As we talked to grantees and potential grantees in mid-2020 about their communities’ needs during the ongoing COVID-19 pandemic, one priority continued to rise to the top of the list: Communities across the region faced a gap in culturally and linguistically available services. They needed services provided in languages other than English to abate recovery barriers for the most vulnerable in their communities.The communities we talked to have one thing in common: They are near a meatpacking plant that employs workers whose first language is often not English. These communities and service providers might have access to resources to assist families. Still, many of those families have not been reaching out for assistance because of language barriers, lack of information or mistrust and fear.
We heard loud and clear that communities needed bilingual navigators, case managers and coordinators. These navigators needed to connect individuals and households with culturally appropriate resources and advocate with other service providers to ensure all services were accessible, no matter the individual’s primary language.
Recovery challenges in Columbus Junction, Iowa
One of these community advocates is Araceli Vazquez-Ramirez, who lives and works in Columbus Junction, Iowa. Born and raised in Mexico (Josefino de Allende Jalisco), she moved to the U.S. at age 17. At that time, she didn’t speak any English but came here like every other immigrant with nothing in her hands but a suitcase full of dreams and aspirations.
In April 2020, the Center for Disaster Philanthropy’s Midwest Early Recovery Fund team met Mike Reyes and Davenport’s League of United Latin American Citizens (LULAC) chapter to learn about the community needs and how CDP can support their efforts to address these issues. The Columbus Junction school district, which includes four other small towns, has 4,400 people. The latest numbers show that 50% of students are Latinx, 20% Asian and 30% white, making this a very diverse area of South Eastern Iowa.
Before and during the pandemic, LULAC volunteers worked tirelessly in several communities across their region of Iowa to ensure that Spanish-speaking families had access to food, health and safety information and other services. They were excited to have a full-time advocate, funded by a CDP grant to Quad Cities Community Foundation and LULAC, in Columbus Junction to work with the Latinx and Chin community members originally from Myanmar in Southeast Asia.
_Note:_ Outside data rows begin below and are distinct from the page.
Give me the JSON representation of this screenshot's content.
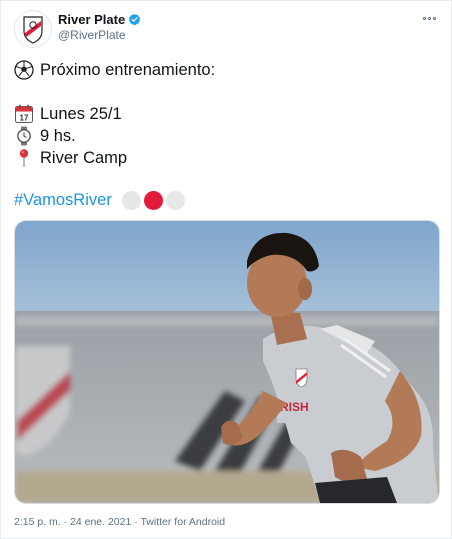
{
  "tweet": {
    "author_name": "River Plate",
    "handle": "@RiverPlate",
    "line1": "Próximo entrenamiento:",
    "line2": "Lunes 25/1",
    "line3": "9 hs.",
    "line4": "River Camp",
    "hashtag": "#VamosRiver",
    "calendar_day": "17",
    "calendar_month": "JUL",
    "footer": "2:15 p. m. · 24 ene. 2021 · Twitter for Android"
  },
  "icons": {
    "soccer": "soccer-ball-icon",
    "calendar": "calendar-icon",
    "watch": "watch-icon",
    "pin": "pin-icon",
    "verified": "verified-badge-icon",
    "more": "more-icon"
  },
  "colors": {
    "link": "#1b95e0",
    "river_red": "#e31b3a",
    "light_grey": "#e6e7e8",
    "muted": "#5b7083"
  }
}
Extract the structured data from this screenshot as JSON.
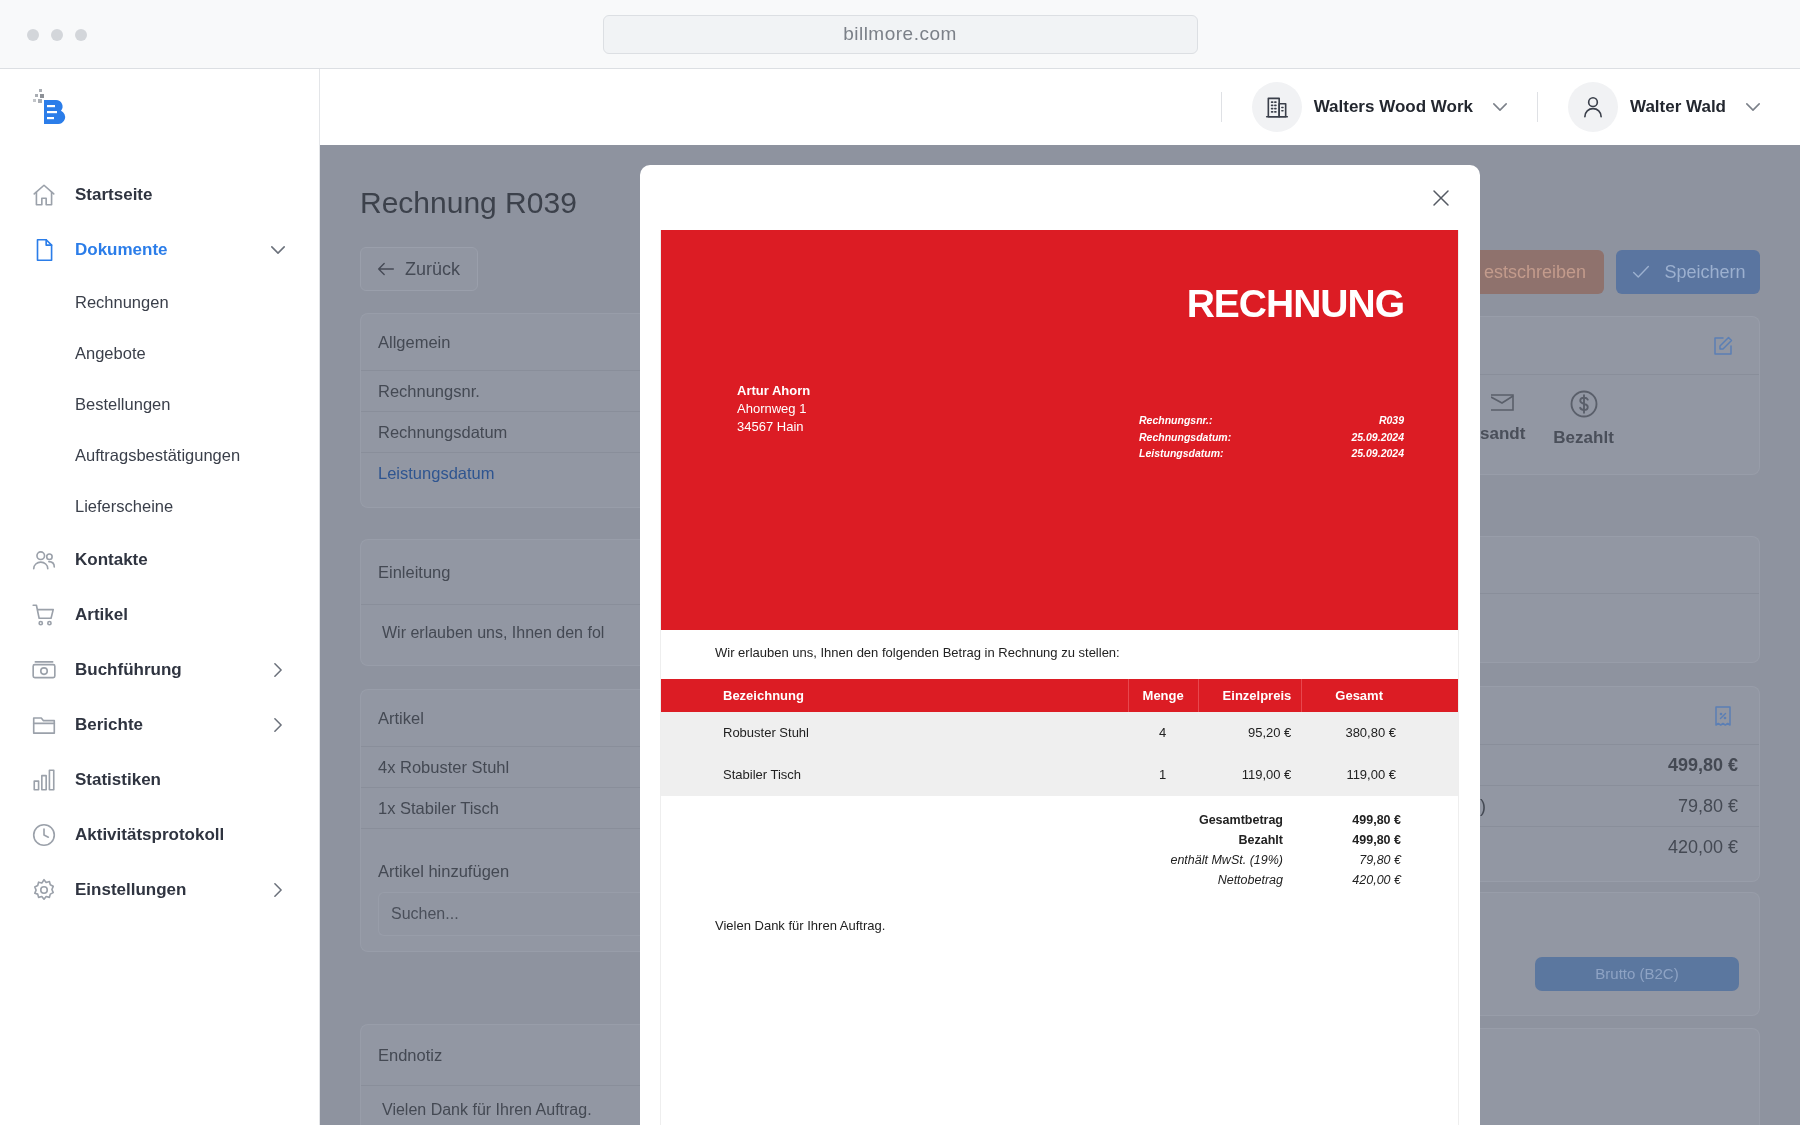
{
  "browser": {
    "url": "billmore.com"
  },
  "sidebar": {
    "items": [
      {
        "label": "Startseite",
        "selected": false
      },
      {
        "label": "Dokumente",
        "selected": true,
        "expanded": true,
        "children": [
          {
            "label": "Rechnungen",
            "selected": false
          },
          {
            "label": "Angebote",
            "selected": false
          },
          {
            "label": "Bestellungen",
            "selected": false
          },
          {
            "label": "Auftragsbestätigungen",
            "selected": false
          },
          {
            "label": "Lieferscheine",
            "selected": false
          }
        ]
      },
      {
        "label": "Kontakte",
        "selected": false
      },
      {
        "label": "Artikel",
        "selected": false
      },
      {
        "label": "Buchführung",
        "selected": false,
        "expanded": false
      },
      {
        "label": "Berichte",
        "selected": false,
        "expanded": false
      },
      {
        "label": "Statistiken",
        "selected": false
      },
      {
        "label": "Aktivitätsprotokoll",
        "selected": false
      },
      {
        "label": "Einstellungen",
        "selected": false,
        "expanded": false
      }
    ]
  },
  "topbar": {
    "company": "Walters Wood Work",
    "user": "Walter Wald"
  },
  "page": {
    "title": "Rechnung R039",
    "back_button": "Zurück",
    "actions": [
      {
        "label": "estschreiben",
        "kind": "danger"
      },
      {
        "label": "Speichern",
        "kind": "primary"
      }
    ],
    "general": {
      "heading": "Allgemein",
      "rows": [
        {
          "label": "Rechnungsnr.",
          "selected": false
        },
        {
          "label": "Rechnungsdatum",
          "selected": false
        },
        {
          "label": "Leistungsdatum",
          "selected": true
        }
      ]
    },
    "status": [
      {
        "label": "sandt"
      },
      {
        "label": "Bezahlt"
      }
    ],
    "intro": {
      "heading": "Einleitung",
      "text": "Wir erlauben uns, Ihnen den fol"
    },
    "articles": {
      "heading": "Artikel",
      "items": [
        "4x Robuster Stuhl",
        "1x Stabiler Tisch"
      ],
      "add_label": "Artikel hinzufügen",
      "search_placeholder": "Suchen..."
    },
    "summary": [
      {
        "value": "499,80 €",
        "kind": "bold"
      },
      {
        "label": ")",
        "value": "79,80 €",
        "kind": "regular"
      },
      {
        "value": "420,00 €",
        "kind": "regular"
      }
    ],
    "tax_mode_button": "Brutto (B2C)",
    "end_note": {
      "heading": "Endnotiz",
      "text": "Vielen Dank für Ihren Auftrag."
    }
  },
  "modal": {
    "document": {
      "title": "RECHNUNG",
      "recipient": {
        "name": "Artur Ahorn",
        "street": "Ahornweg 1",
        "city": "34567 Hain"
      },
      "meta": [
        {
          "label": "Rechnungsnr.:",
          "value": "R039"
        },
        {
          "label": "Rechnungsdatum:",
          "value": "25.09.2024"
        },
        {
          "label": "Leistungsdatum:",
          "value": "25.09.2024"
        }
      ],
      "intro": "Wir erlauben uns, Ihnen den folgenden Betrag in Rechnung zu stellen:",
      "table": {
        "columns": [
          "Bezeichnung",
          "Menge",
          "Einzelpreis",
          "Gesamt"
        ],
        "rows": [
          [
            "Robuster Stuhl",
            "4",
            "95,20 €",
            "380,80 €"
          ],
          [
            "Stabiler Tisch",
            "1",
            "119,00 €",
            "119,00 €"
          ]
        ]
      },
      "totals": [
        {
          "label": "Gesamtbetrag",
          "value": "499,80 €",
          "kind": "bold"
        },
        {
          "label": "Bezahlt",
          "value": "499,80 €",
          "kind": "bold"
        },
        {
          "label": "enthält MwSt. (19%)",
          "value": "79,80 €",
          "kind": "italic"
        },
        {
          "label": "Nettobetrag",
          "value": "420,00 €",
          "kind": "italic"
        }
      ],
      "closing": "Vielen Dank für Ihren Auftrag."
    }
  }
}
Araceli had already worked in her community on these issues. And because of her lived experience and compassion for her community, she left another role to take on this new challenge. Araceli describes her work as bringing positive and long-term changes to the communities she serves. “Each community has its own needs and assets, as well as its own culture and social structure. … We need to address the community’s priorities first. We need to see who are those who are most directly affected by adverse conditions.”
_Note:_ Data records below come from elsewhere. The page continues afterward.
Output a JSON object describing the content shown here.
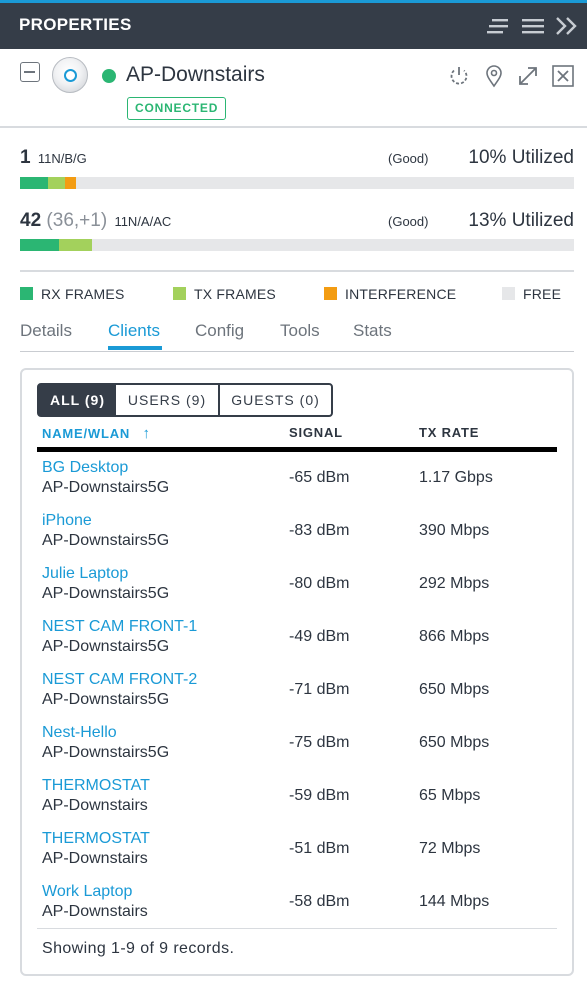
{
  "header": {
    "title": "PROPERTIES"
  },
  "device": {
    "name": "AP-Downstairs",
    "status_badge": "CONNECTED",
    "status_color": "#2bb673"
  },
  "radios": [
    {
      "channel": "1",
      "extra": "",
      "mode": "11N/B/G",
      "quality": "(Good)",
      "utilization": "10% Utilized",
      "usage": {
        "rx": 0.05,
        "tx": 0.03,
        "interference": 0.02
      }
    },
    {
      "channel": "42",
      "extra": "(36,+1)",
      "mode": "11N/A/AC",
      "quality": "(Good)",
      "utilization": "13% Utilized",
      "usage": {
        "rx": 0.07,
        "tx": 0.06,
        "interference": 0.0
      }
    }
  ],
  "legend": {
    "rx": "RX FRAMES",
    "tx": "TX FRAMES",
    "interference": "INTERFERENCE",
    "free": "FREE"
  },
  "colors": {
    "rx": "#2bb673",
    "tx": "#a3d15c",
    "interference": "#f39c12",
    "free": "#e6e7e9",
    "accent": "#1a9ad6",
    "header_bg": "#353d48"
  },
  "tabs": [
    "Details",
    "Clients",
    "Config",
    "Tools",
    "Stats"
  ],
  "active_tab": "Clients",
  "filters": {
    "all": "ALL (9)",
    "users": "USERS (9)",
    "guests": "GUESTS (0)"
  },
  "columns": {
    "name": "NAME/WLAN",
    "sort_icon": "↑",
    "signal": "SIGNAL",
    "tx_rate": "TX RATE"
  },
  "clients": [
    {
      "name": "BG Desktop",
      "wlan": "AP-Downstairs5G",
      "signal": "-65 dBm",
      "tx_rate": "1.17 Gbps"
    },
    {
      "name": "iPhone",
      "wlan": "AP-Downstairs5G",
      "signal": "-83 dBm",
      "tx_rate": "390 Mbps"
    },
    {
      "name": "Julie Laptop",
      "wlan": "AP-Downstairs5G",
      "signal": "-80 dBm",
      "tx_rate": "292 Mbps"
    },
    {
      "name": "NEST CAM FRONT-1",
      "wlan": "AP-Downstairs5G",
      "signal": "-49 dBm",
      "tx_rate": "866 Mbps"
    },
    {
      "name": "NEST CAM FRONT-2",
      "wlan": "AP-Downstairs5G",
      "signal": "-71 dBm",
      "tx_rate": "650 Mbps"
    },
    {
      "name": "Nest-Hello",
      "wlan": "AP-Downstairs5G",
      "signal": "-75 dBm",
      "tx_rate": "650 Mbps"
    },
    {
      "name": "THERMOSTAT",
      "wlan": "AP-Downstairs",
      "signal": "-59 dBm",
      "tx_rate": "65 Mbps"
    },
    {
      "name": "THERMOSTAT",
      "wlan": "AP-Downstairs",
      "signal": "-51 dBm",
      "tx_rate": "72 Mbps"
    },
    {
      "name": "Work Laptop",
      "wlan": "AP-Downstairs",
      "signal": "-58 dBm",
      "tx_rate": "144 Mbps"
    }
  ],
  "footer": {
    "text": "Showing 1-9 of 9 records."
  }
}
As I read her monthly reports, I am more convinced that having a person who speaks your language opens access to resources and increases the likelihood of equitable community recovery. It is also fundamental in psychosocial or emotional support. Having a place to share one’s story, in one’s language, where someone listens compassionately and with understanding, is significant; Araceli’s office has been full. Her phone has been continually ringing as people discover she is available to listen and support.
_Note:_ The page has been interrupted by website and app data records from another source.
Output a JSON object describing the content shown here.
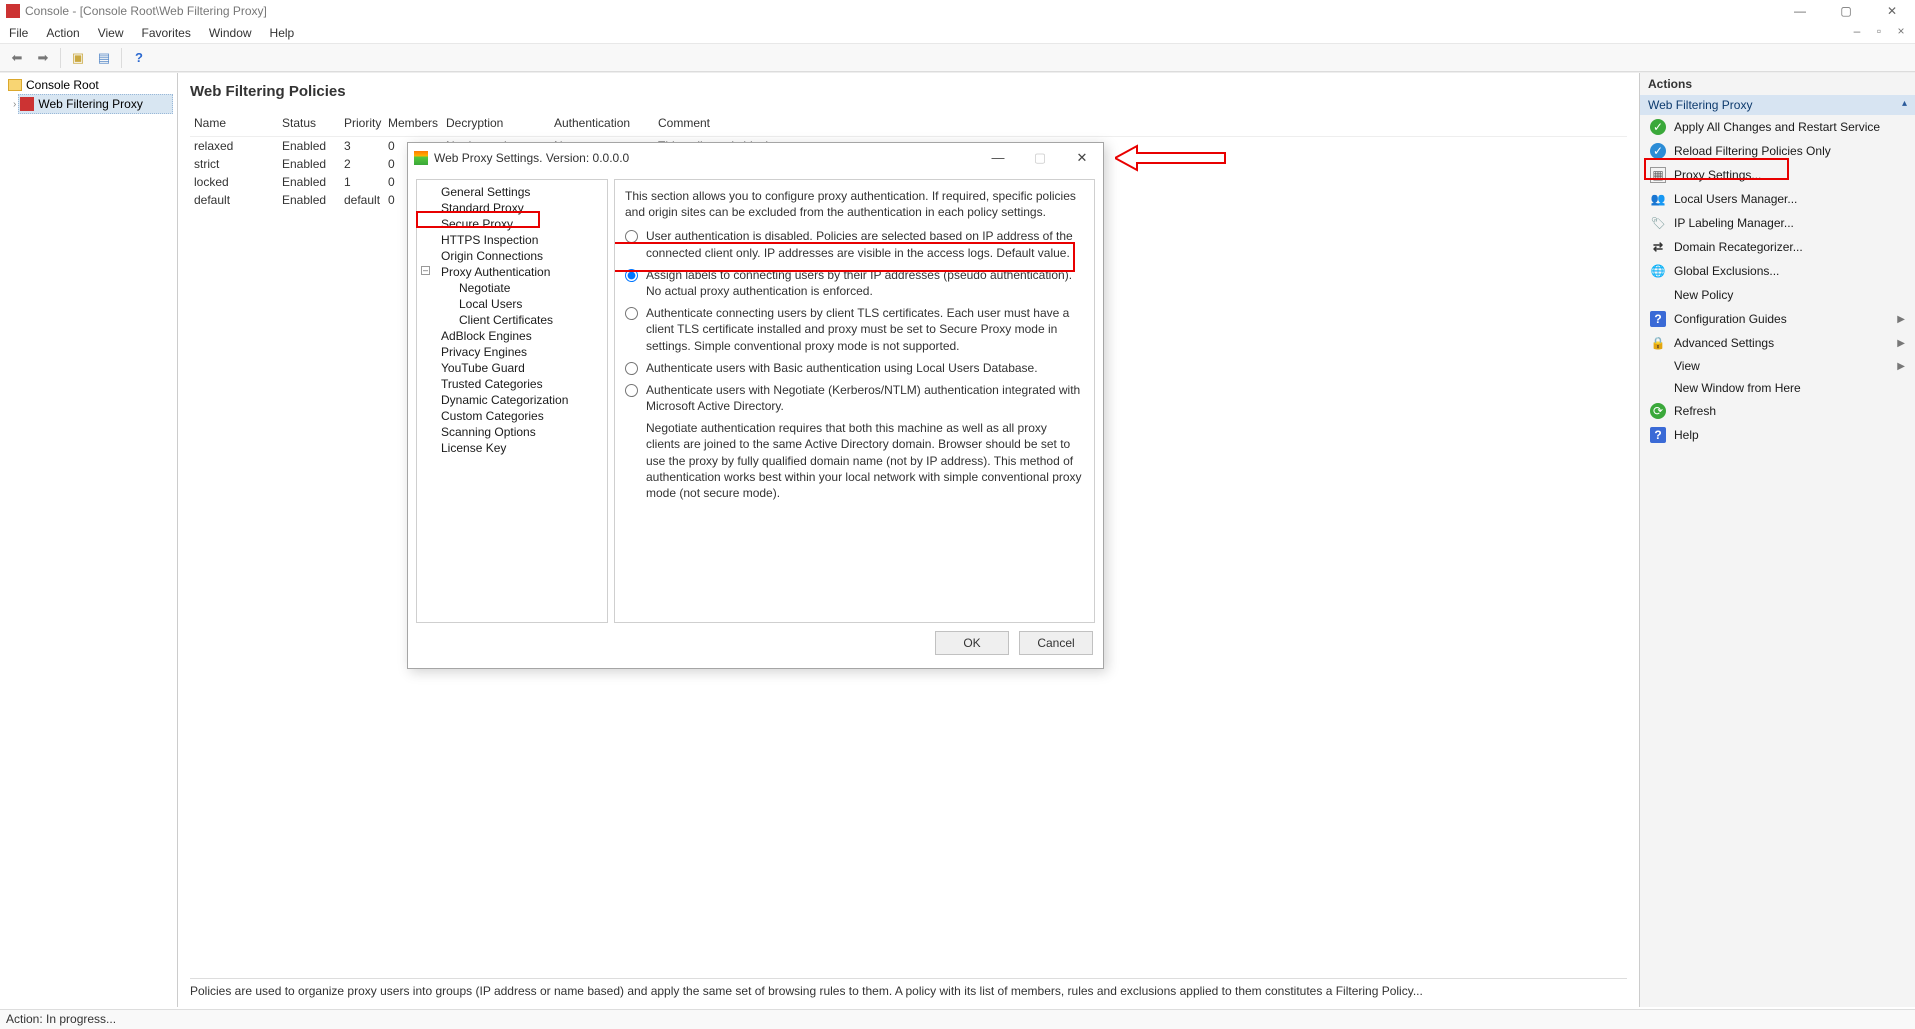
{
  "window": {
    "title": "Console - [Console Root\\Web Filtering Proxy]"
  },
  "menu": [
    "File",
    "Action",
    "View",
    "Favorites",
    "Window",
    "Help"
  ],
  "tree": {
    "root": "Console Root",
    "child": "Web Filtering Proxy"
  },
  "center": {
    "heading": "Web Filtering Policies",
    "columns": [
      "Name",
      "Status",
      "Priority",
      "Members",
      "Decryption",
      "Authentication",
      "Comment"
    ],
    "rows": [
      {
        "name": "relaxed",
        "status": "Enabled",
        "priority": "3",
        "members": "0",
        "decryption": "No decryption",
        "auth": "None",
        "comment": "This policy only block..."
      },
      {
        "name": "strict",
        "status": "Enabled",
        "priority": "2",
        "members": "0",
        "decryption": "",
        "auth": "",
        "comment": ""
      },
      {
        "name": "locked",
        "status": "Enabled",
        "priority": "1",
        "members": "0",
        "decryption": "",
        "auth": "",
        "comment": ""
      },
      {
        "name": "default",
        "status": "Enabled",
        "priority": "default",
        "members": "0",
        "decryption": "",
        "auth": "",
        "comment": ""
      }
    ],
    "note": "Policies are used to organize proxy users into groups (IP address or name based) and apply the same set of browsing rules to them. A policy with its list of members, rules and exclusions applied to them constitutes a Filtering Policy..."
  },
  "actions": {
    "header": "Actions",
    "group": "Web Filtering Proxy",
    "items": [
      "Apply All Changes and Restart Service",
      "Reload Filtering Policies Only",
      "Proxy Settings...",
      "Local Users Manager...",
      "IP Labeling Manager...",
      "Domain Recategorizer...",
      "Global Exclusions...",
      "New Policy",
      "Configuration Guides",
      "Advanced Settings",
      "View",
      "New Window from Here",
      "Refresh",
      "Help"
    ]
  },
  "dialog": {
    "title": "Web Proxy Settings. Version: 0.0.0.0",
    "tree": [
      "General Settings",
      "Standard Proxy",
      "Secure Proxy",
      "HTTPS Inspection",
      "Origin Connections",
      "Proxy Authentication",
      "Negotiate",
      "Local Users",
      "Client Certificates",
      "AdBlock Engines",
      "Privacy Engines",
      "YouTube Guard",
      "Trusted Categories",
      "Dynamic Categorization",
      "Custom Categories",
      "Scanning Options",
      "License Key"
    ],
    "intro": "This section allows you to configure proxy authentication.  If required, specific policies and origin sites can be excluded from the authentication in each policy settings.",
    "radios": [
      "User authentication is disabled. Policies are selected based on IP address of the connected client only. IP addresses are visible in the access logs. Default value.",
      "Assign labels to connecting users by their IP addresses (pseudo authentication). No actual proxy authentication is enforced.",
      "Authenticate connecting users by client TLS certificates. Each user must have a client TLS certificate installed and proxy must be set to Secure Proxy mode in settings. Simple conventional proxy mode is not supported.",
      "Authenticate users with Basic authentication using Local Users Database.",
      "Authenticate users with Negotiate (Kerberos/NTLM) authentication integrated with Microsoft Active Directory."
    ],
    "note": "Negotiate authentication requires that both this machine as well as all proxy clients are joined to the same Active Directory domain. Browser should be set to use the proxy by fully qualified domain name (not by IP address). This method of authentication works best within your local network with simple conventional proxy mode (not secure mode).",
    "ok": "OK",
    "cancel": "Cancel"
  },
  "status": "Action:  In progress..."
}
There are many barriers yet to overcome. There is not enough food, and rental assistance is not available for everyone. But Araceli and the Columbus Junction community are stepping up. Families are receiving help filling out paperwork in English and finding legal services. Translators are ensuring that documents are available in several languages. A mobile clinic and COVID-19 testing are coming to the community.
Araceli, in partnership with other service providers in the area, is conducting a needs assessment over the next several months to get a fuller picture of critical gaps in services. Community and regional stakeholders have provided additional funding and resources as they recognize the significant impact of LULAC and Araceli’s efforts. But perhaps most importantly, hope is continuing to build for all families in the area.